In the cases, State of Washington vs. Anthony Eugene Whitfield and State of Texas vs. Philippe Padieu, it was shown that Whitfield and Padieu knowingly spread HIV to multiple female partners through unprotected sex.
Dr. David Hillis, Dr. Mike Metzker and their graduate students were able to pinpoint these two origins of the women's infections from blind (identities unknown to them) blood samples.
"Our research demonstrates that the source of a disease transmission cluster can be identified through phylogenetic analysis," said Hillis, the Alfred W. Roark Centennial Professor at The University of Texas at Austin. "This kind of analysis can and has been used both to exonerate the falsely accused as well as evidence in convictions."
The scientists published their results in PNAS Early Edition the week of Nov. 15, 2010.
HIV evolves rapidly within infected individuals over the course of a few months, so the viruses cannot be compared between a source and a newly infected individual for an exact match. It's not as easy as directly comparing two individuals' DNA to confirm paternity.
Even two samples of HIV from the same person, taken several months apart, will be different because the virus is evolving so quickly.
"Within a given person, there is not just one strain but a population of strains because HIV mutates all the time when it makes new virions (viral particles)," said Metzker, associate professor at Baylor. "During transmission, however, there is a genetic bottleneck in which only one or two viruses get transmitted to the recipient."
In order to understand the origins of the infections of the women victims, therefore, the scientists needed to reconstruct the evolutionary history of the viruses.
To do so, Metzker's lab at Baylor College of Medicine first isolated and sequenced the HIV genes from blind blood samples taken from the accused, from the victims and from other HIV positive individuals who lived in the same area as the victims and the accused.
Metzker sent the gene sequences (still blind to identity) to the Hillis lab at The University of Texas at Austin, where they constructed evolutionary histories for the viruses by performing the phylogenetic analysis.
In each of the cases, they identified the sample from the unknown individual that shared the subsets of HIV genes that were related to the other individuals in the case.
"This individual was the only person who could have infected the others," said Hillis.
In each case, the source individual was revealed at the trial to be the defendant when the blinded code numbers on the blood sample were revealed to the court.
"We didn't know that information until the trial," said Hillis. "We just new that we had identified the only person whose HIV population was consistent as the source of the multiple infections."

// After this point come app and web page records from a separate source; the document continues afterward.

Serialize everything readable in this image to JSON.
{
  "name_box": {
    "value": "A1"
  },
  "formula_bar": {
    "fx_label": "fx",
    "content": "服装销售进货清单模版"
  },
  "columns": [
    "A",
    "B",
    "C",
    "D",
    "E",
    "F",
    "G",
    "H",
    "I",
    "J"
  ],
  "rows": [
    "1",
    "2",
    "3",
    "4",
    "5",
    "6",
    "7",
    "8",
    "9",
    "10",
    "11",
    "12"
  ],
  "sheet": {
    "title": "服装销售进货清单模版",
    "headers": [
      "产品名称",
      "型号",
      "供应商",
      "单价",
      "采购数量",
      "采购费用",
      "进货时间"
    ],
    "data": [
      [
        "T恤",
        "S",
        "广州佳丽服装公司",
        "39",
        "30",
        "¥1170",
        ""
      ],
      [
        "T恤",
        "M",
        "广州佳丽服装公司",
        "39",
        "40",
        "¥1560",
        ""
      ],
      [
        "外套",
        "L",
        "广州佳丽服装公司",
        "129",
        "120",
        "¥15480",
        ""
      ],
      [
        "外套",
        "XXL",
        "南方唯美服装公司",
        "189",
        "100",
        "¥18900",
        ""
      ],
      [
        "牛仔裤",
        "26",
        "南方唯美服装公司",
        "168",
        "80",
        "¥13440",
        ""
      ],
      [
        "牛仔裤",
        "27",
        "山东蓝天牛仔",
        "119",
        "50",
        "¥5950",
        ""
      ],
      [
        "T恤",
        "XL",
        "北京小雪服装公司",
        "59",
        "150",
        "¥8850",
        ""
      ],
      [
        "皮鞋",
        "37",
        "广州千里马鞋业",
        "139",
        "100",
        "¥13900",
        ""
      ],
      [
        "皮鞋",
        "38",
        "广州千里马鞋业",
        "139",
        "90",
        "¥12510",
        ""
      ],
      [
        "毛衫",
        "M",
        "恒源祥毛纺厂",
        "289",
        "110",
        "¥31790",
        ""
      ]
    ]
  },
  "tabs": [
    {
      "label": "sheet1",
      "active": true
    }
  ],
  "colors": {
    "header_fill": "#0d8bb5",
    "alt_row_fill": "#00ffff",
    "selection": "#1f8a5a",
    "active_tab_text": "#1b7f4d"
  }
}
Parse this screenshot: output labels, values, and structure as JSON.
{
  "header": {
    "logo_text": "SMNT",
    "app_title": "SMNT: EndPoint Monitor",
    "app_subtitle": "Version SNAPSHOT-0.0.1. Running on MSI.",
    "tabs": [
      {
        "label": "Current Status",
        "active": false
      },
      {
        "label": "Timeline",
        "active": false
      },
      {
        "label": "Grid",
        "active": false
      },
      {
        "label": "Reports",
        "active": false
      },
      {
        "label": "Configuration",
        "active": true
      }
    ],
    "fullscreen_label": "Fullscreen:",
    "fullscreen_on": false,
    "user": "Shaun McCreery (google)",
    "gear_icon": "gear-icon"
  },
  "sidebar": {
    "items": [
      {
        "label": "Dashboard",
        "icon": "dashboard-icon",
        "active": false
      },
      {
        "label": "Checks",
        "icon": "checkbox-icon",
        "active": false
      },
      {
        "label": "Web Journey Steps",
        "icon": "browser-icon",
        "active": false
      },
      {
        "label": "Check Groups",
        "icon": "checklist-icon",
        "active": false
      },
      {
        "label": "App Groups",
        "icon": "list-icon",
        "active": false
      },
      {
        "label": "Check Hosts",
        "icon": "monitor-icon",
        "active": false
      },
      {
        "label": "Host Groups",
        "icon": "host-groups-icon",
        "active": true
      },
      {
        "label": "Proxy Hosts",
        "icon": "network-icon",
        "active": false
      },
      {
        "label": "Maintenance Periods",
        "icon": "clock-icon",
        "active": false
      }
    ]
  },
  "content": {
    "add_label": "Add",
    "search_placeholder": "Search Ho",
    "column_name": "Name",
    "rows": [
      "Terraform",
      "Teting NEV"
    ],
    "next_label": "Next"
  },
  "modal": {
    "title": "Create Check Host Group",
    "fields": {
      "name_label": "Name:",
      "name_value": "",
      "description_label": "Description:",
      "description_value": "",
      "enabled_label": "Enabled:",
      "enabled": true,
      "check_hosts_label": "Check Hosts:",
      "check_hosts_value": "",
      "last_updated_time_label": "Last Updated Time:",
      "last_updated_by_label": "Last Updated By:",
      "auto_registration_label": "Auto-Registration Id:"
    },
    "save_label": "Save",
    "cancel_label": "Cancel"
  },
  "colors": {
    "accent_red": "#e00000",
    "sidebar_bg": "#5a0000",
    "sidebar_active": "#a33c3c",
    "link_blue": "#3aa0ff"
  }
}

Hillis served as an expert witness in Washington vs. Whitfield and worked on the forensic analysis for Texas vs. Padieu. In neither case was he called to testify. He did testify in a landmark trial in 1998, the State of Louisiana vs. Richard J. Schmidt, about the use of phylogenetic analysis in viral transmission cases.
Graduate students Derrick Zwickl and Jeremy Brown at The University of Texas at Austin, and Diane Scuduto and Wade Haaland at the Baylor College of Medicine were contributors to the research.